“Acute care hospital health care workers and 911 first responders at highest risk for exposure to COVID-19 are our first line of defense in protecting our system of care from becoming overwhelmed and understaffed during this surge,” said Dr. Kathleen Clanon, Alameda County deputy health director, in the statement.

The city of Berkeley has its own health department and is directing all of its 975 vaccine doses to Alta Bates hospital staff.

The Alameda Health System is gearing up for this first round of mass vaccination starting Friday, according to an internal hospital memo shared with The Oaklandside. AHS plans to vaccinate “frontline facing” employees first, including workers in the acute care, emergency, and newborn delivery departments, workers at John George Psychiatric Hospital, and urgent care staff, among others.

“We hope to vaccinate all eligible patient-facing health care workers in our system within the next few months,” the memo says.

Kaiser Permanente, which has a hospital in Oakland, told The Oaklandside that it’s also expecting to receive vaccine doses this week and will distribute the limited supply among workers with the highest risk of exposure to COVID-19. 

Vaccines are expected to be administered to other community members in phases over the coming months. While the county has not released details about the upcoming phases, federal guidelines say the next batch of vaccines should go to other essential workers, older adults, people with certain underlying health conditions, and people in jail, prison, and other group settings. Children and young adults are prioritized next. 

In Alameda County, a community advisory group will help create a plan to “ensure equitable distribution,” according to the county statement, and vaccines will be offered through health clinics and pharmacies to help make sure that they’re widely accessible. No information was included about how the advisory group will be formed.

In Oakland, COVID-19 has hit some communities much harder than others. Case rates vary dramatically between ZIP codes, and are highest in neighborhoods with lower-income and predominantly Black and brown residents. The East Oakland ZIP codes of 94603, 94601, and 94621 have COVID-19 case rates of 6-7%, whereas some of the wealthier ZIP codes in Oakland have rates of 1-2%. 

The statement said Alameda County will need to build trust among residents in order to ensure widespread vaccination, which is not mandatory. A vaccine plan document also says the county will refer to geographic distribution of COVID-19 rates and risk factors when deciding where to administer vaccinations.

This initial round of doses comes during the most dangerous moment in the pandemic in the county so far, with several hundred cases being reported daily.

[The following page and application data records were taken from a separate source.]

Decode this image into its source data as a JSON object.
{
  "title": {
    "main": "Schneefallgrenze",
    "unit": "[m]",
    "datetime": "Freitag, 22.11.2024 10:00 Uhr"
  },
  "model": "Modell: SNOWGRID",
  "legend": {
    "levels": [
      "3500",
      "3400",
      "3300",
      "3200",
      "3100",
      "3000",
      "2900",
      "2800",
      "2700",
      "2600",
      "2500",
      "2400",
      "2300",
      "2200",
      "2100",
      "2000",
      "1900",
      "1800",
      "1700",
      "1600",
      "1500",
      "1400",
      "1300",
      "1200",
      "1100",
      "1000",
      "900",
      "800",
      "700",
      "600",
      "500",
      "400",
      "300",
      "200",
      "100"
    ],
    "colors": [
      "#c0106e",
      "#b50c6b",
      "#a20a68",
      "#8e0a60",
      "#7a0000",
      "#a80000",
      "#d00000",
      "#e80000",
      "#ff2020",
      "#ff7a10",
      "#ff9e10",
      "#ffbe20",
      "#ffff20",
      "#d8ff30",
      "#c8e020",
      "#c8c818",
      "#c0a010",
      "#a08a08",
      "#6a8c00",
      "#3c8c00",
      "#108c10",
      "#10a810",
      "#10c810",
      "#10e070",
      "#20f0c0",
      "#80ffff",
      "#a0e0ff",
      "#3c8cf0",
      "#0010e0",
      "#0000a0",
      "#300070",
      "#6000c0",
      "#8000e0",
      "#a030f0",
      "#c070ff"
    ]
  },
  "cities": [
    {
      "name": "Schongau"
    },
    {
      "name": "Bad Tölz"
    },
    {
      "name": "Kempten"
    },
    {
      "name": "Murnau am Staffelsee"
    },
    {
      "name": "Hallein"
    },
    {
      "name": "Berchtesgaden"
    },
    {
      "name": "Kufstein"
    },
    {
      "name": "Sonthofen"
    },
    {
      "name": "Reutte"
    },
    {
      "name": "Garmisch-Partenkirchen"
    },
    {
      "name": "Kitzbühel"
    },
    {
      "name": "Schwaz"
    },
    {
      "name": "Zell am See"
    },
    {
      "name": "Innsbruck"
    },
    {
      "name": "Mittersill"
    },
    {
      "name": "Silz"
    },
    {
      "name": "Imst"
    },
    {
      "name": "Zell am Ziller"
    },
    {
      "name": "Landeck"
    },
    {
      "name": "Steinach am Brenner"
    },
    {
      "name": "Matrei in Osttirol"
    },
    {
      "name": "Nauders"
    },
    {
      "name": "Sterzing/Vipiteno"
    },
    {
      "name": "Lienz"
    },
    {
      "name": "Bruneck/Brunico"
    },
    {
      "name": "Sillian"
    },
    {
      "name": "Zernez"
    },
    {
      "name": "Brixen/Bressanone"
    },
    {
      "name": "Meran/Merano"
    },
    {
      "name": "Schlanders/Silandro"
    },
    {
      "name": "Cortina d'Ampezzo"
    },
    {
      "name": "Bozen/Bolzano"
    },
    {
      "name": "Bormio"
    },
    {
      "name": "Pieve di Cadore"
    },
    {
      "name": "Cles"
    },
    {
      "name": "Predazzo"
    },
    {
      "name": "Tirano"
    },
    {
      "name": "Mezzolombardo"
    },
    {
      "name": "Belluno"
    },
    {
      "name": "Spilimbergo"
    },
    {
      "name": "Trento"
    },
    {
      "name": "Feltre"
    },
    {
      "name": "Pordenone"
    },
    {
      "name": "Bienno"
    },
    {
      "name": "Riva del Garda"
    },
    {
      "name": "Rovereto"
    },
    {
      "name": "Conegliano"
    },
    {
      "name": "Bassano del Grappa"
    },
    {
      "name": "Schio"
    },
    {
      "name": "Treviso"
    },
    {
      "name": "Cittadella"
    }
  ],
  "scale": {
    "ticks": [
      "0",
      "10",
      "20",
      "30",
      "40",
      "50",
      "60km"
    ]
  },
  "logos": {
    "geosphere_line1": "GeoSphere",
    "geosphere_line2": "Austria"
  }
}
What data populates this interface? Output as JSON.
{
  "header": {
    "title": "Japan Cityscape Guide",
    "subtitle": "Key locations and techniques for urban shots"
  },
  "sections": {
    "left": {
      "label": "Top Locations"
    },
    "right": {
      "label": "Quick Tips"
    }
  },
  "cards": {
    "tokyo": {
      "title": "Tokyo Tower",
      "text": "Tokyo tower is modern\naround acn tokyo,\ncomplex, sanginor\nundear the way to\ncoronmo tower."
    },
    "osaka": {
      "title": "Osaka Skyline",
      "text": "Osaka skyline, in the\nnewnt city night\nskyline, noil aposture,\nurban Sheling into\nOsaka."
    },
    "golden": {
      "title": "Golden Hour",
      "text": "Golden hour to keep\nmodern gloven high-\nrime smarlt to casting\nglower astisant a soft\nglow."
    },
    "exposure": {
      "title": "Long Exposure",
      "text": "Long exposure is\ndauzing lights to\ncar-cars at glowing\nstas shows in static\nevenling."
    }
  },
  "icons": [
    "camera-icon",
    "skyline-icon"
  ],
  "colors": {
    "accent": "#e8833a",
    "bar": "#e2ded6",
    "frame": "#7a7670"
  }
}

Hospitalizations have seen a consistent spike over the past month as well. 

Alameda County and local hospitals are continuing to advise residents to follow all existing pandemic safety measures: wearing masks, washing hands, and staying home except for essential business.

Natalie Orenstein covers housing and homelessness for The Oaklandside. She was previously on staff at Berkeleyside, where her extensive reporting on the legacy of school desegregation received recognition from the Society of Professional Journalists NorCal and the Education Writers Association. Natalie’s reporting has also appeared in The J Weekly, The San Francisco Chronicle and elsewhere, and she’s written about public policy for a number of research institutes and think tanks. Natalie lives in Oakland, grew up in Berkeley, and has only left her beloved East Bay once, to attend Pomona College.